→ PROBLEM TO SOLVE
Within the records, find every line that includes the word "JSON" and copy it.

Entries from a dataset of interfaces:
-=-=-=-=-
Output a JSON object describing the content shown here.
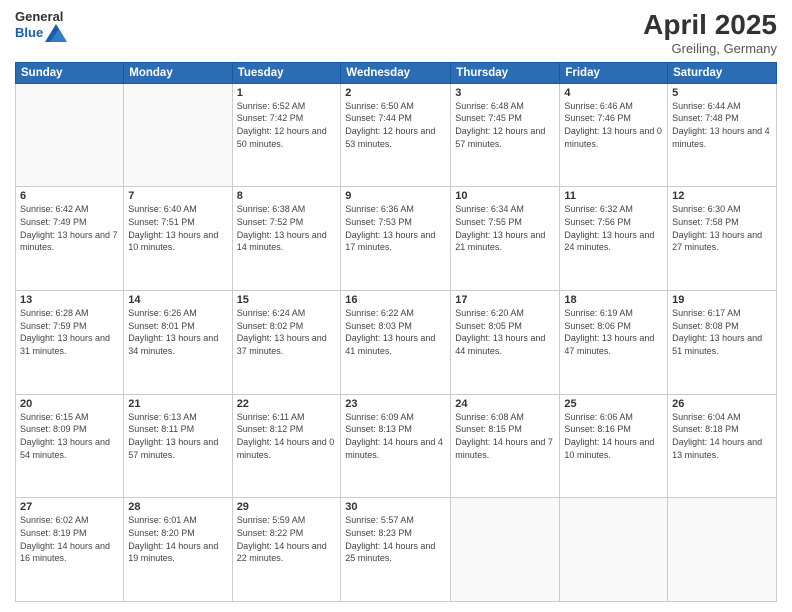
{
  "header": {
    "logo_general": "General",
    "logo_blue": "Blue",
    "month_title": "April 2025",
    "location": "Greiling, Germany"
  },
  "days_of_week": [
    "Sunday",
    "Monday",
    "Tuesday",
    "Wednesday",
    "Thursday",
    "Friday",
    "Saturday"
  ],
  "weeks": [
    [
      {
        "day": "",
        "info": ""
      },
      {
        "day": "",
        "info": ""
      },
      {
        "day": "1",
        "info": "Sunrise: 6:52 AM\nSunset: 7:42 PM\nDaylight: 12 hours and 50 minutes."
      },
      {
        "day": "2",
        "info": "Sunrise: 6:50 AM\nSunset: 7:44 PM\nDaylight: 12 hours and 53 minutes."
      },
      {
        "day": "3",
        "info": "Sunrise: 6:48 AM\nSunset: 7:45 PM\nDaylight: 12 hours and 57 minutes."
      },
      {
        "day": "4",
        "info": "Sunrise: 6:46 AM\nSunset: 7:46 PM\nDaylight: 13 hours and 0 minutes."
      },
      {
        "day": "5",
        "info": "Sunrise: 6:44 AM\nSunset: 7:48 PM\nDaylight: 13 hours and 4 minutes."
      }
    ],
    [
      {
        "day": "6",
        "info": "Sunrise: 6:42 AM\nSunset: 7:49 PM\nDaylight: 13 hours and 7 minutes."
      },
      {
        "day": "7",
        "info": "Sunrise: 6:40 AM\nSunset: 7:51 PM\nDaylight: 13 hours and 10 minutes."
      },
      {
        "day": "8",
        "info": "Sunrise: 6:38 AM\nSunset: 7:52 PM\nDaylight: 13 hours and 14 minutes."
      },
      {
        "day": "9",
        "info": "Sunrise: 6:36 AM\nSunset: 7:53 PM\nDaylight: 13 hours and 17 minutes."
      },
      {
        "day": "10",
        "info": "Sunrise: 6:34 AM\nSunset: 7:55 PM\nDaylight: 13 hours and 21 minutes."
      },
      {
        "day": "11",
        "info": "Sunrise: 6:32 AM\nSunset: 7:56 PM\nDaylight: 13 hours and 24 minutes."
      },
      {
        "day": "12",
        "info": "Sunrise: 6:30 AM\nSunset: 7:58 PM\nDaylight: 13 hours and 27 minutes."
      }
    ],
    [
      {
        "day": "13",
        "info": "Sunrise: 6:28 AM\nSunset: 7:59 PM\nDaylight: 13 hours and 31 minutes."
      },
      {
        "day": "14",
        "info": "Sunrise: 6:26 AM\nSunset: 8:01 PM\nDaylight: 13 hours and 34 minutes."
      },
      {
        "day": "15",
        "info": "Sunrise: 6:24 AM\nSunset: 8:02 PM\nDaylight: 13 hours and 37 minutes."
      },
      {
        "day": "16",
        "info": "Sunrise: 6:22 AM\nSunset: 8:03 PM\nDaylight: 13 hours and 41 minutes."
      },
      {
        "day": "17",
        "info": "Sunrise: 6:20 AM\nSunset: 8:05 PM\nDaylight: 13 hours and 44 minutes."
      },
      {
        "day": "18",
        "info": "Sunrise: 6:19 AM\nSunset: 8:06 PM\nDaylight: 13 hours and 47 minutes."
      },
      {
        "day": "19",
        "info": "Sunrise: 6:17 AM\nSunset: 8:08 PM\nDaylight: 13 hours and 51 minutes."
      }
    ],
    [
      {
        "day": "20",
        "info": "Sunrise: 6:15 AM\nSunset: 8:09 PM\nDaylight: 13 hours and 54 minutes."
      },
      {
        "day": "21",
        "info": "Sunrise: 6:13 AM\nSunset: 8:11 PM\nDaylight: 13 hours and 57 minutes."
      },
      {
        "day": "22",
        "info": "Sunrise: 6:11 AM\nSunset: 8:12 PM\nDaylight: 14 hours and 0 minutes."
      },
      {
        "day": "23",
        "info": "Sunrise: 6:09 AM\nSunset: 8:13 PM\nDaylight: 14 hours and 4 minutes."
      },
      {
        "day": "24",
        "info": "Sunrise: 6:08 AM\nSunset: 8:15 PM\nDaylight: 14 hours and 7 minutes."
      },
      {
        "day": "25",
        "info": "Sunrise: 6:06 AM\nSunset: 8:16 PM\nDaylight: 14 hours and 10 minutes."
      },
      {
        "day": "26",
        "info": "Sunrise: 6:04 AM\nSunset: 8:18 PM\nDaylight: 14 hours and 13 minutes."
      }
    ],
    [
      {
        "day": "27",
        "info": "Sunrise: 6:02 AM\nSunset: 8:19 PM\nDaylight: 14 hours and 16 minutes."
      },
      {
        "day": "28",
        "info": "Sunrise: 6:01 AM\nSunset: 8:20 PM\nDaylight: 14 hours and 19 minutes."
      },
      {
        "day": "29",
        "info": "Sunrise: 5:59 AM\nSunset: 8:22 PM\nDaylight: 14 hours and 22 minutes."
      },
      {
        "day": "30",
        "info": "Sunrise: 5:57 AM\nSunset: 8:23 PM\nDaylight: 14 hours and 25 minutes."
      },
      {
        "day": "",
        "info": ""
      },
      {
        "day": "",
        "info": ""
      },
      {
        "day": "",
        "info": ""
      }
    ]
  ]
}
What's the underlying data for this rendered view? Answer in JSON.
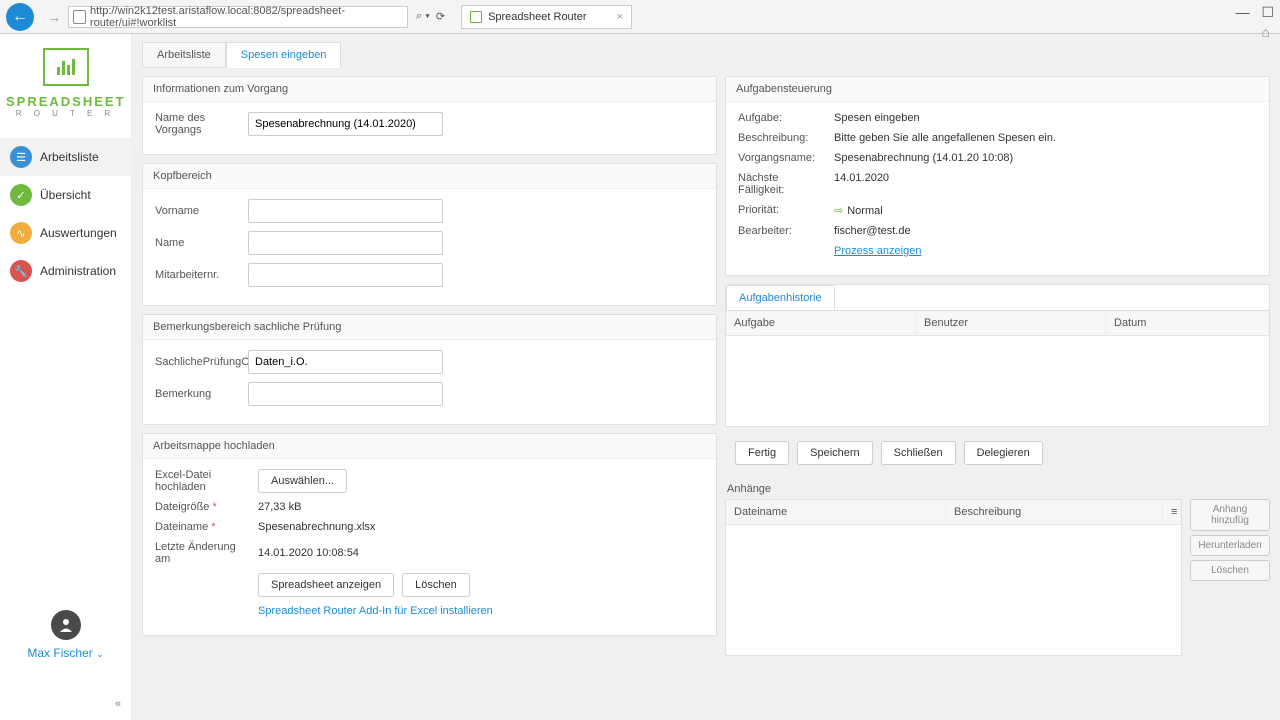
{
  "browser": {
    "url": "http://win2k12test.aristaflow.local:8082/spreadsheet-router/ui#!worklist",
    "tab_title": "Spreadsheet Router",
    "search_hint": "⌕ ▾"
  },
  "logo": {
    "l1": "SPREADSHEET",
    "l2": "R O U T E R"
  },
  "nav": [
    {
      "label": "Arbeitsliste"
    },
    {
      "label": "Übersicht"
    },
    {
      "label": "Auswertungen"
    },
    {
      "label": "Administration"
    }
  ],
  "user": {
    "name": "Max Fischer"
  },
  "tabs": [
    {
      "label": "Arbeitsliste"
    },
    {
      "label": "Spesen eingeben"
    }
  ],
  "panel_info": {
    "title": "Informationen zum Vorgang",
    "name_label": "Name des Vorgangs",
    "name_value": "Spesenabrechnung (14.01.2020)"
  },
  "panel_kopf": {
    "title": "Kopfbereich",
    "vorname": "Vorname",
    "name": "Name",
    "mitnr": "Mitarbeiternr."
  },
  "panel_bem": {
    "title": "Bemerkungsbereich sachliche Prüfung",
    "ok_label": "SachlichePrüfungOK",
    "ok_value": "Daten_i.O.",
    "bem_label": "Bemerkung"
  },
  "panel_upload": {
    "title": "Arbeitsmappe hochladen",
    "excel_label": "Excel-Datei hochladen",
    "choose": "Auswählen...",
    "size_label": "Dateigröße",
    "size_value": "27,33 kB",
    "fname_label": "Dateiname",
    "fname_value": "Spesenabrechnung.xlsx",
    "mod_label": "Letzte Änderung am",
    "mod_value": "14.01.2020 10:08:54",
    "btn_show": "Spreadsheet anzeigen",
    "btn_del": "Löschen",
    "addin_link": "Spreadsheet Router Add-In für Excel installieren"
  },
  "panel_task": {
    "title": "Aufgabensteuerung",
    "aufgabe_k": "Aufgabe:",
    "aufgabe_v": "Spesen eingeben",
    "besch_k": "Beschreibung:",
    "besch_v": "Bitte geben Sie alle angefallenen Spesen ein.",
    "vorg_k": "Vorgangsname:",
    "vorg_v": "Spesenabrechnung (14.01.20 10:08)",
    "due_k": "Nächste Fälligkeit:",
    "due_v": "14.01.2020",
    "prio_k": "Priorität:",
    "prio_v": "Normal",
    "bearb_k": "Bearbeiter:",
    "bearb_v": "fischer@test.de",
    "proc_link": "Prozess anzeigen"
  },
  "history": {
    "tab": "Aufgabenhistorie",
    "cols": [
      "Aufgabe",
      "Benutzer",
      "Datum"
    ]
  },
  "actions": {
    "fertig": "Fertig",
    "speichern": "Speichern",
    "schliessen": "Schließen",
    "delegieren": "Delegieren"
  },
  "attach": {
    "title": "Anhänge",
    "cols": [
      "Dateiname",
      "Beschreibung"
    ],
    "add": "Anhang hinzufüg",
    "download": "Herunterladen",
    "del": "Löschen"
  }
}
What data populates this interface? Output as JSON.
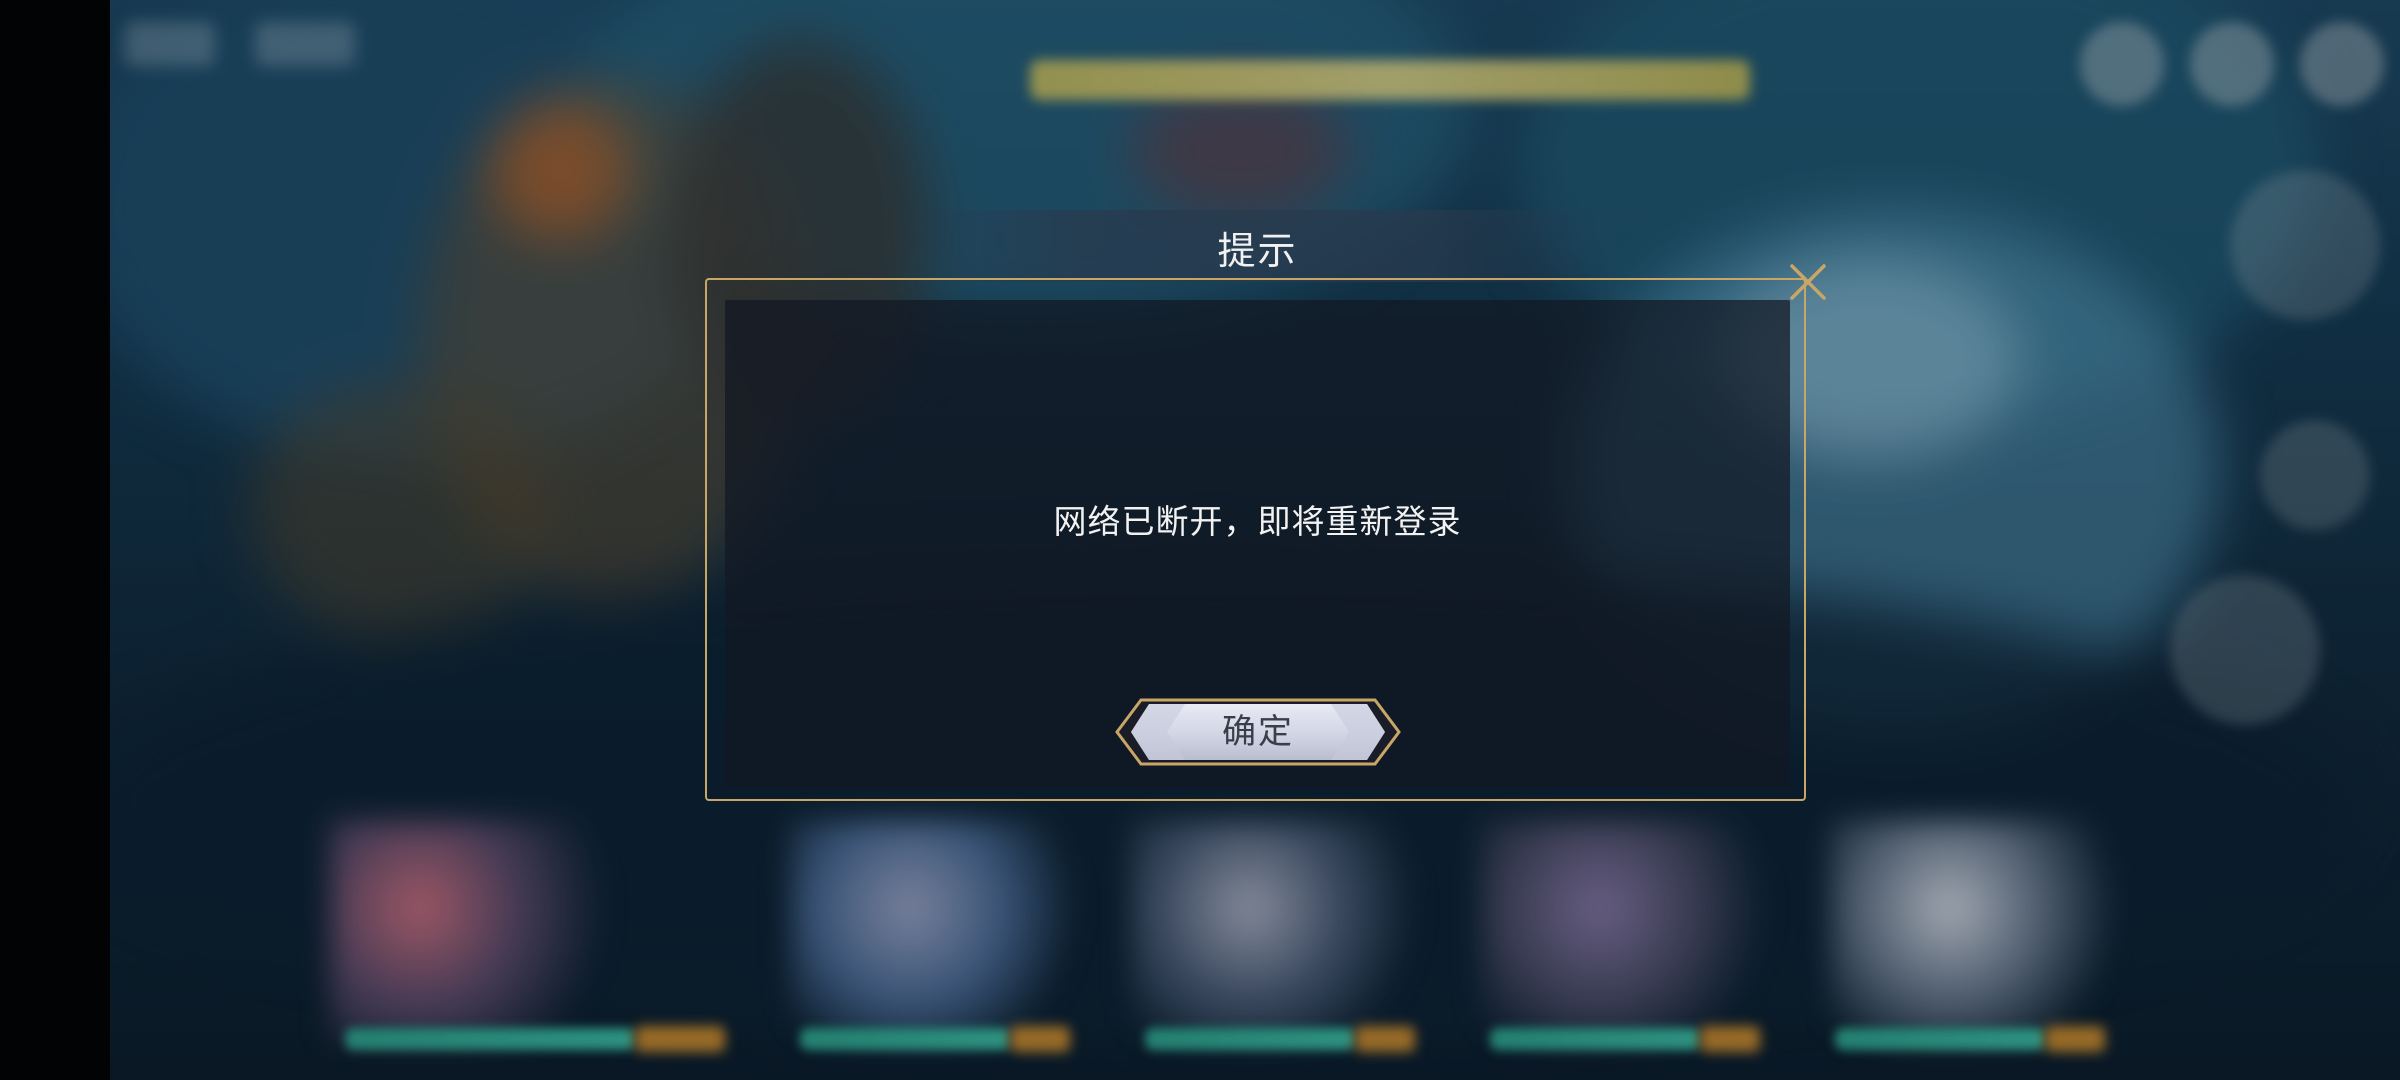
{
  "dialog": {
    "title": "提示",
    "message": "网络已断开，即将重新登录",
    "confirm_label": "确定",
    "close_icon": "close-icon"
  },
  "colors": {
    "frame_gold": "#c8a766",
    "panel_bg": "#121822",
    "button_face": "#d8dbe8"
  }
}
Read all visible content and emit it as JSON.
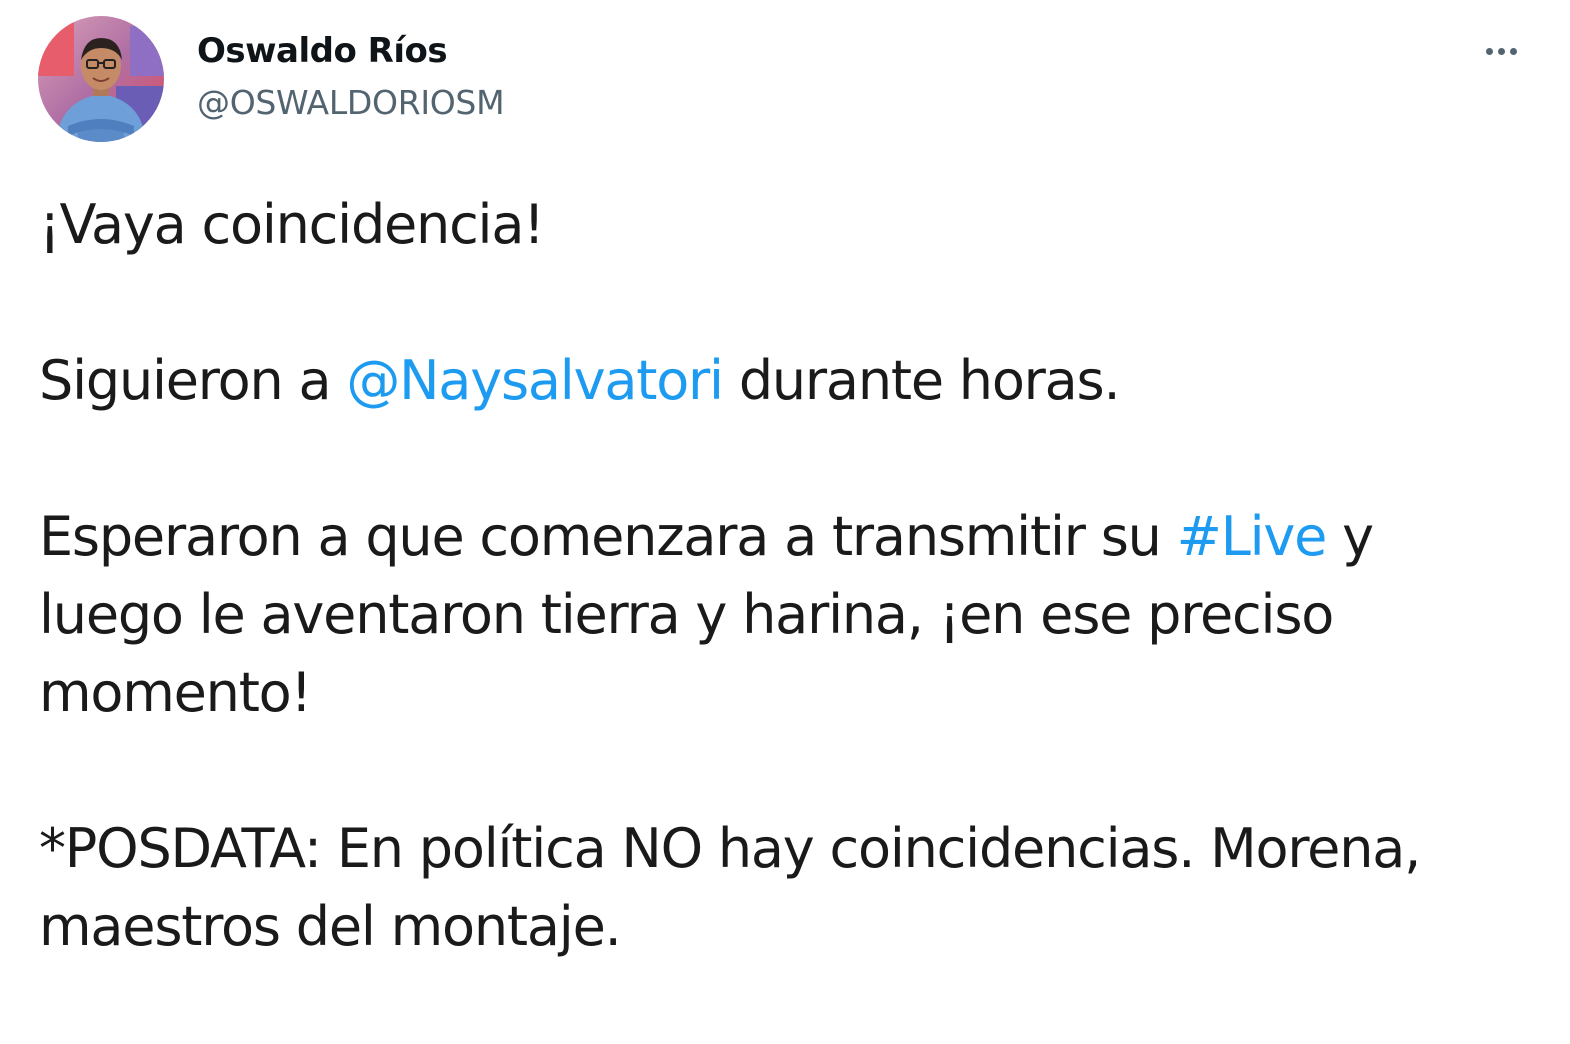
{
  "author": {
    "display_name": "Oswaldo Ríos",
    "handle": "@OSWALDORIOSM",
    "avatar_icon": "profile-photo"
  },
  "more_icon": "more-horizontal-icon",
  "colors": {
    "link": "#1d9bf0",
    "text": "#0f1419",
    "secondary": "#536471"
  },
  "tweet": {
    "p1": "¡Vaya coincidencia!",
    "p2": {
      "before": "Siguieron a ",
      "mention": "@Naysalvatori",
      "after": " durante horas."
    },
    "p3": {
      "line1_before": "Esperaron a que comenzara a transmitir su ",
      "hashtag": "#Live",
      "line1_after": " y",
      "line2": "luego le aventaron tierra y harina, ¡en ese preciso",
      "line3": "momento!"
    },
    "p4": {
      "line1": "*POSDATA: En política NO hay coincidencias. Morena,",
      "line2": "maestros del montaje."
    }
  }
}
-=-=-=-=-
→ WRITTEN ANSWER
Output a JSON object describing the content shown here.
What's the underlying data for this rendered view? Answer in JSON.
What data populates this interface? Output as JSON.
Read all visible content and emit it as JSON.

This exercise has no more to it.